Can anyone tell me what it could be and if there is a way to clear it up?
How did you capture the Home Phone audio? If you like to use an inexpensive “Phone Recorder,” that can upset the balance of the phone line and make it susceptible to cellphone radiation. That happens to a microphone recorder I have and one speaker system. I can hear the cellphone negotiating a connection and periodically issuing the “Keep Alive” signaling.
I’ve never had it happen to a well-shielded professional XLR microphone. Always the less expensive equipment.
Yeah, my brother searched for cellphone so he rang it from the home phone (land-line).
His cellphone actually rang, so he found it and hung up the cellphone.
Then, the home phone immediately started making these noises, so after two minutes of it making noises, we decided to record it with the cellphone (took a video of it and converted it to mp3)
And to everyone else, thanks a lot for posting your thoughts etc.
I’m not sure if you could be these words. In fact, we in Germany, so maybe it was something in German?
Either way, it sure does sound like those English words!! Creepy.
Not sure about the cause, because it happened after he hung up his cellphone. Maybe it really could’ve been a “Keepalive” signal? Because the home phone “thought” the connection to the cellphone broke down?

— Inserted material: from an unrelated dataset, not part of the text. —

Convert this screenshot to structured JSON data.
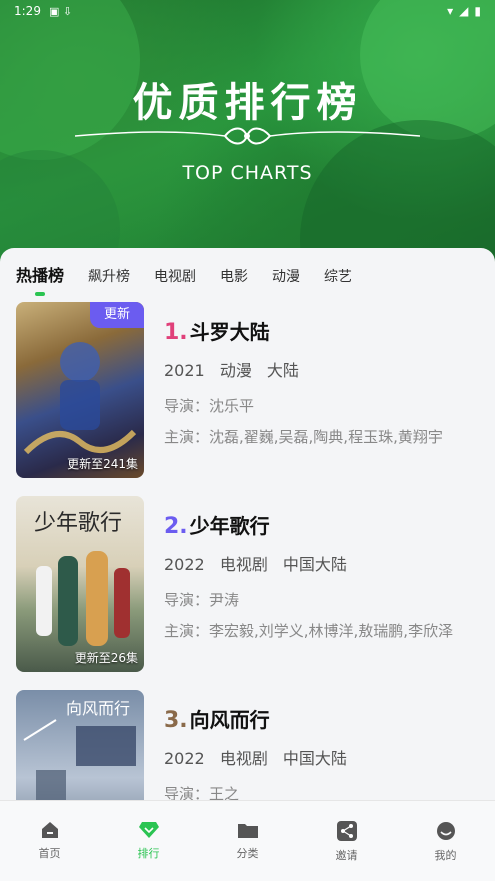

Sorry for having to reply again. Forgot to mention that the home phone is a land-line, but it’s connected to our WiFi router. So it goes through the router.

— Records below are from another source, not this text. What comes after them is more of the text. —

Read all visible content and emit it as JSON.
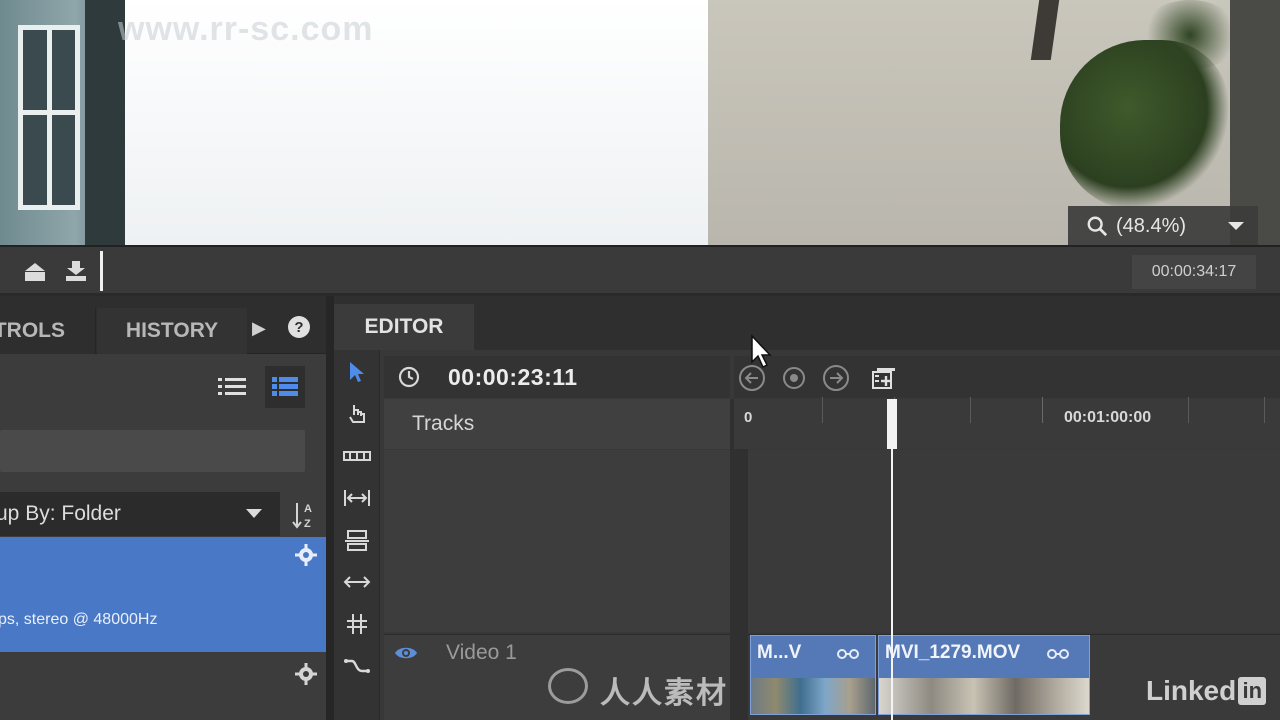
{
  "watermark": {
    "site": "www.rr-sc.com",
    "brand": "人人素材",
    "linkedin_text": "Linked",
    "linkedin_box": "in"
  },
  "viewer": {
    "zoom": "(48.4%)",
    "duration": "00:00:34:17"
  },
  "left_panel": {
    "tabs": [
      "TROLS",
      "HISTORY"
    ],
    "more": "▶",
    "help": "?",
    "group_by": "up By: Folder",
    "sort_label": "AZ",
    "selected_item_meta": "ps, stereo @ 48000Hz"
  },
  "editor": {
    "tab": "EDITOR",
    "current_time": "00:00:23:11",
    "tracks_label": "Tracks",
    "ruler": {
      "start": "0",
      "mark": "00:01:00:00"
    },
    "video_track": "Video 1",
    "clips": [
      {
        "title": "M...V"
      },
      {
        "title": "MVI_1279.MOV"
      }
    ]
  },
  "colors": {
    "accent": "#4878c6",
    "clip": "#5578b6",
    "panel": "#3c3c3c",
    "eye": "#5d8fd9"
  }
}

Maybe these noises had something to do with the router? Any possibilities?
Curiously there was an article on BBC Radio 4 (You and Yours) today about just such “interference” on a land-line phone. This was die to villains hi-jacking the landline and diverting it to their cellphone - in that instance to try to gain access to the victim’s bank account - so be wary.

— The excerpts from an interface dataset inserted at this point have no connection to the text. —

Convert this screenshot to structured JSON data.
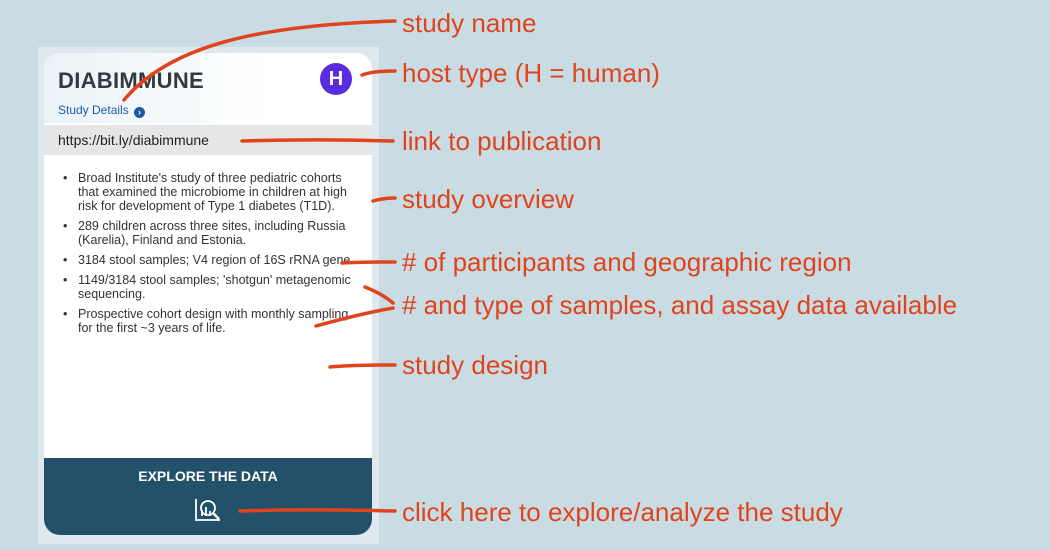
{
  "card": {
    "title": "DIABIMMUNE",
    "details_link": "Study Details",
    "host_badge": "H",
    "publication_link": "https://bit.ly/diabimmune",
    "overview_items": [
      "Broad Institute's study of three pediatric cohorts that examined the microbiome in children at high risk for development of Type 1 diabetes (T1D).",
      "289 children across three sites, including Russia (Karelia), Finland and Estonia.",
      "3184 stool samples; V4 region of 16S rRNA gene.",
      "1149/3184 stool samples; 'shotgun' metagenomic sequencing.",
      "Prospective cohort design with monthly sampling for the first ~3 years of life."
    ],
    "explore_label": "EXPLORE THE DATA"
  },
  "callouts": {
    "study_name": "study name",
    "host_type": "host type (H = human)",
    "publication": "link to publication",
    "overview": "study overview",
    "participants": "# of participants and geographic region",
    "samples": "# and type of samples, and assay data available",
    "design": "study design",
    "explore": "click here to explore/analyze the study"
  },
  "colors": {
    "background": "#c9dce3",
    "annotation": "#e0441c",
    "host_badge": "#5b2be0",
    "footer": "#23516a",
    "link": "#1e5aa8"
  },
  "icons": {
    "details": "chevron-right-circle-icon",
    "explore": "chart-magnifier-icon"
  }
}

Forgot to mention that the home phone is a land-line, but it’s connected to our WiFi router. So it goes through the router.
So it’s not a POTS Land-Line telephone like the Public Switched Telephone System. It’s a VOIP phone like Vonage.
So once the call is established but not completed, the phone is going to receive whatever happens when half the connection goes down. If that’s an unsupported condition, then goodness knows what you’re listening to. It could be your VOIP manager searching for an active connection.